What Is Kennel Cough?
Kennel cough in dogs and cats is a contagious upper respiratory infection caused by a combination of bacteria and viruses. This is known as infectious trachaeobronchitis. The syndrome most commonly occurs when pets are exposed to crowded, and/or poorly ventilated conditions found in many kennels and shelters. Other factors that may increase your pet's susceptibility to kennel cough include cold temperatures, dust, cigarette smoke, and travel-induced stress. Pets that spend a lot of time at dog parks are also at increased risk of infection. Kennel cough often resolves on its own in 10-14 days, but pets with more serious infections might need antibiotics to clear the infection.
- Kennel cough is a common contagious infection causing upper respiratory symptoms and coughing in dogs and cats.
- Kennel cough is most commonly seen under conditions of stress and/or overcrowding of dogs and cats.

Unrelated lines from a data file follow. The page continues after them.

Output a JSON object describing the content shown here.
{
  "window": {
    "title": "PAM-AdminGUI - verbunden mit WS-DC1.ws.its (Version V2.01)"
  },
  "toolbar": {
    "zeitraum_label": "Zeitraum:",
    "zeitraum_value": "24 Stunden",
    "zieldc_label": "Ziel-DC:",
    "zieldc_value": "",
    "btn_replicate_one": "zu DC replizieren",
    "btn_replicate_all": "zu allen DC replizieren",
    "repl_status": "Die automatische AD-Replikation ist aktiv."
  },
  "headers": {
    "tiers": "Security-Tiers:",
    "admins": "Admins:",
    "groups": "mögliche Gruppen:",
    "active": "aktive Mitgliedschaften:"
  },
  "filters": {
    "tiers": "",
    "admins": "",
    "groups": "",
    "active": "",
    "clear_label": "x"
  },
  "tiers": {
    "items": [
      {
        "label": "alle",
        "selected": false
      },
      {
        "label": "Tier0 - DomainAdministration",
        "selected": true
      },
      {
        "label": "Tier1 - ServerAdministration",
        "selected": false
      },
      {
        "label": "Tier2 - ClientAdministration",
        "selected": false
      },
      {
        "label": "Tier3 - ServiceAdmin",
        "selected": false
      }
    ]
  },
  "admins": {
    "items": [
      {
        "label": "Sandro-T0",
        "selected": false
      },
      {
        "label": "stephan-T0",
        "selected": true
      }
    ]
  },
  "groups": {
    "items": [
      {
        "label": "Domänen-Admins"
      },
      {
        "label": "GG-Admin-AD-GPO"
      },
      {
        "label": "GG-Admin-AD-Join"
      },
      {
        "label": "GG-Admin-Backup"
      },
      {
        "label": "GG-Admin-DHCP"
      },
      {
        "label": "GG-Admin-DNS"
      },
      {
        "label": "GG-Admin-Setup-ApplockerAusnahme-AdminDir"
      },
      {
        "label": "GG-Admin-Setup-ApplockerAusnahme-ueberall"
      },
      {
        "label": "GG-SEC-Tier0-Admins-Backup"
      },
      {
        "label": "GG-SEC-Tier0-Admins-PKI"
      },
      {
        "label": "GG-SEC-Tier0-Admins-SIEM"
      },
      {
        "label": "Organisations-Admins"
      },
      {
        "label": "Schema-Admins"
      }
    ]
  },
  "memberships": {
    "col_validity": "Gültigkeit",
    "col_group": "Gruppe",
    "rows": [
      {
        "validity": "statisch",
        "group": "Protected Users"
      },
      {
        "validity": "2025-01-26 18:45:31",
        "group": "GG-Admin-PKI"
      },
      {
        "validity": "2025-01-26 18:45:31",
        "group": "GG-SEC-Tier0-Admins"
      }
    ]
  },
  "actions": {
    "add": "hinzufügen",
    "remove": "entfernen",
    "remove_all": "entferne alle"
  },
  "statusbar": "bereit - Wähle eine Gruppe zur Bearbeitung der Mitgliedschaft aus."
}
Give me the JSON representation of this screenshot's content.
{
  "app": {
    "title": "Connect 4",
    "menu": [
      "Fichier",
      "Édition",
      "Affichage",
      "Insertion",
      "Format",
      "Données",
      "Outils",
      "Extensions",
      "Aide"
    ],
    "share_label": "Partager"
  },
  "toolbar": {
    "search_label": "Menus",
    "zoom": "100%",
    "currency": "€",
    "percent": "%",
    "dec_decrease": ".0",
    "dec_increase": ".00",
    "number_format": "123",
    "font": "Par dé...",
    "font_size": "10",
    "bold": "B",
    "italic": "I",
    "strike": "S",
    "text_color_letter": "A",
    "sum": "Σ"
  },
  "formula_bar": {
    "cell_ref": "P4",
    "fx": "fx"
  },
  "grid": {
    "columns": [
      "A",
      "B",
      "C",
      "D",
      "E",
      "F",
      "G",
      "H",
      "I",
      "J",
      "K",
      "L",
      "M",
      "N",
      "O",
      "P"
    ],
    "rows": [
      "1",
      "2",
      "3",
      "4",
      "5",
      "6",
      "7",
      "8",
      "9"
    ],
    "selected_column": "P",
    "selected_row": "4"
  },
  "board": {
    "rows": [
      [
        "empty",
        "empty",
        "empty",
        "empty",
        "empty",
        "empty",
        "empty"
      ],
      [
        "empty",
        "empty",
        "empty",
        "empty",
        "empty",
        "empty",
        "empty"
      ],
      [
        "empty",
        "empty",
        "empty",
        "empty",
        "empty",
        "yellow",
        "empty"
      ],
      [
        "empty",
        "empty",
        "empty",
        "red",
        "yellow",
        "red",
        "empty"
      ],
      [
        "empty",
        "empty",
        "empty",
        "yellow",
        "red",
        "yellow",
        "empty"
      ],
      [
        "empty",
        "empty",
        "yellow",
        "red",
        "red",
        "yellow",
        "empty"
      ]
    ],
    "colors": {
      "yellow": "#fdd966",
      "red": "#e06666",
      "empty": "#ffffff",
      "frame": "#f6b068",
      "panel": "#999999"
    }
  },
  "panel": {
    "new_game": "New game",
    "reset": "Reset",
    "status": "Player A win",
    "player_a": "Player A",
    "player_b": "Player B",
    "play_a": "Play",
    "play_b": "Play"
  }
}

- Simple cases of kennel cough often resolve on their own in 10-14 days, but other pets more seriously affected may need courses of antibiotic therapy.
While Bordatella is the most common cause of kennel cough complex in dogs and cats, other bacteria and viruses including parainfluenza virus, adenovirus, reovirus, mycoplasma, and even distemper virus may all be involved in symptoms in a particular pet. Crowding and stress play the biggest role in whether the disease will develop in one or more pets.
Any sex, age, or breed of dog or cat can develop kennel cough under the right circumstances. Younger puppies and kittens, particularly those recently kept at pet stores or recently sold, seem to be more susceptible to kennel cough. While any breed may develop kennel cough, breeds known as brachycephalic (flat-nosed) breeds, such as Pugs, Bulldogs, Boxers, and Shih Tzus, also may be at increased risk due to the anatomy of their respiratory airways.
One of the concerns raised in recent years is whether kennel cough is contagious from pets to people. Currently, there is conflicting data regarding this possibility. The main causative agent of kennel cough, Bordatella bronchiseptica, may be the culprit, as it is closely related to the same bacteria that causes whooping cough in people. There was one report where a child did get symptoms of kennel cough from being inadvertently exposed to a modified live intranasal kennel cough vaccination. However, the data is not conclusive at this time, so in most cases there is minimal risk of kennel cough symptoms in people exposed to pets with kennel cough.
Bordatella bronchiseptica is the most common bacterial cause of kennel cough complex in dogs and cats, but kennel cough complex may involve other bacteria and viruses that also contribute to the clinical symptoms.
Be aware that dogs and cats purchased from a pet store might have been exposed to kennel cough.